Following the issuance of the request for bids, the Town voted not to rezone the property for construction of age-restricted homes. With the withdrawal of the request for bids, the Trustees of the property sought to find a suitable development plan that would meet the three goals above. They elected to construct homes under the Comprehensive Permit Law in which twenty-five percent (25%) of the residences would be classified as affordable housing. GVR and the Trustees hoped that this would allow for clean up the historic environmental issues at the property while providing affordable homes to teachers, firefighters, civil servants and single mothers in the Town of Holliston. Under this new plan, the property would become a way for these hard-working men and women to live in the town where they work, and in many cases, grew up. Further, this plan would allow for clean up of the solid waste and other contamination at the property pursuant to DEP regulations, and provide funds to pay back the state for the costs it incurred to initially respond to the conditions at the property.

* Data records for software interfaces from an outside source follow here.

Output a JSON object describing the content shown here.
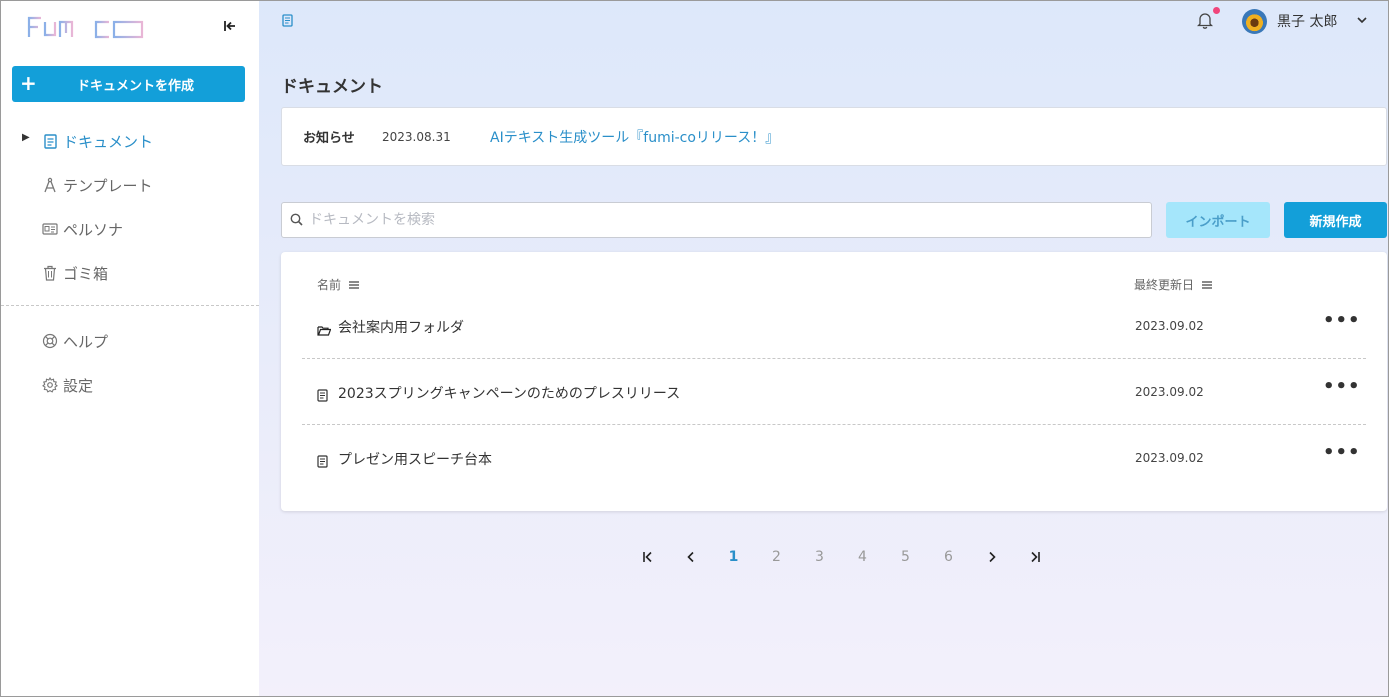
{
  "app": {
    "logo_text": "fumi-co"
  },
  "sidebar": {
    "create_label": "ドキュメントを作成",
    "items": [
      {
        "label": "ドキュメント",
        "icon": "document-icon",
        "active": true
      },
      {
        "label": "テンプレート",
        "icon": "compass-icon",
        "active": false
      },
      {
        "label": "ペルソナ",
        "icon": "id-card-icon",
        "active": false
      },
      {
        "label": "ゴミ箱",
        "icon": "trash-icon",
        "active": false
      }
    ],
    "items2": [
      {
        "label": "ヘルプ",
        "icon": "lifebuoy-icon"
      },
      {
        "label": "設定",
        "icon": "gear-icon"
      }
    ]
  },
  "header": {
    "user_name": "黒子 太郎",
    "notification_unread": true
  },
  "main": {
    "title": "ドキュメント",
    "notice": {
      "tag": "お知らせ",
      "date": "2023.08.31",
      "text": "AIテキスト生成ツール『fumi-coリリース！』"
    },
    "search_placeholder": "ドキュメントを検索",
    "import_label": "インポート",
    "new_label": "新規作成",
    "columns": {
      "name": "名前",
      "updated": "最終更新日"
    },
    "rows": [
      {
        "type": "folder",
        "name": "会社案内用フォルダ",
        "updated": "2023.09.02",
        "more": "•••"
      },
      {
        "type": "document",
        "name": "2023スプリングキャンペーンのためのプレスリリース",
        "updated": "2023.09.02",
        "more": "•••"
      },
      {
        "type": "document",
        "name": "プレゼン用スピーチ台本",
        "updated": "2023.09.02",
        "more": "•••"
      }
    ],
    "pagination": {
      "pages": [
        "1",
        "2",
        "3",
        "4",
        "5",
        "6"
      ],
      "current": 1
    }
  },
  "colors": {
    "accent": "#139fd9",
    "link": "#2a8fc9",
    "import_bg": "#a5e6fb",
    "badge": "#f0457b"
  }
}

Following a protracted public hearing before the Zoning Board of Appeals (ZBA), the ZBA rejected the GVR project and denied the application for a Comprehensive Permit. GVR appealed the Town’s decision to the Housing Appeals Committee (the Committee). The Committee, after a lengthy hearing and review of all of the evidence in the matter, found that the Town’s objections to the proposed project did not outweigh the need for affordable housing and that the project as proposed would comply with all state and federal laws to clean up and develop the property safely. The Committee issued the Comprehensive Permit to GVR. In response, the Town appealed the Committee’s decision to the Land Court, where the Court upheld the decision.

I repeatedly ask myself the question, “How do the leaders of the Town initiate a process to develop the property, but then suddenly contend that the land was contaminated and could not support residential housing?” Though I do not understand their logic, it is clear that Town officials want to continue to fight this project. Rather than receive $250,000.00 pursuant to the request for bids, the Town has already spent well over $150,000.00 and quite possibly near $200,000.00 in an attempt to halt a project that both the Committee and the Land Court deemed appropriate. Both the Committee and the Land Court saw that GVR’s project will benefit Holliston. GVR will clean up the property with the guidance and oversight of the DEP, making the Town a safer place for all residents. In fact, the project is classified as a Public Involvement Site, and therefore, all proposed work will be presented to the Town and public for input and comment. In the end, Holliston will have a clean property and substantially more affordable housing. Not to mention our local economy could surely benefit from $70,000,000.00 of commerce where revenue will contribute to local businesses in the Town. New construction leads to jobs, income, tax revenue, fees and an improved local economy.

As residents, we often have little say on how the day-to-day activities of our government run. We have little to say as to whether any project should be permitted and built. I do not know how Holliston would vote on Cedar Ridge Estates given the opportunity. However, I invite you to learn more about this project and its benefits at our website After learning the facts and cutting through the exaggeration and misinformation surrounding the project and the property, I ask that you judge the value of Cedar Ridge Estates for yourself. If what you learn inclines you to support this project, as I anticipate that it will, I urge you to contact the Board of Selectmen and ask that they stop fighting the project. Your Selectmen are going to make a decision and that decision is going to happen soon. Call them, email them, tell them you are paying attention and you want a say on an issue that could positively change the community in which we live.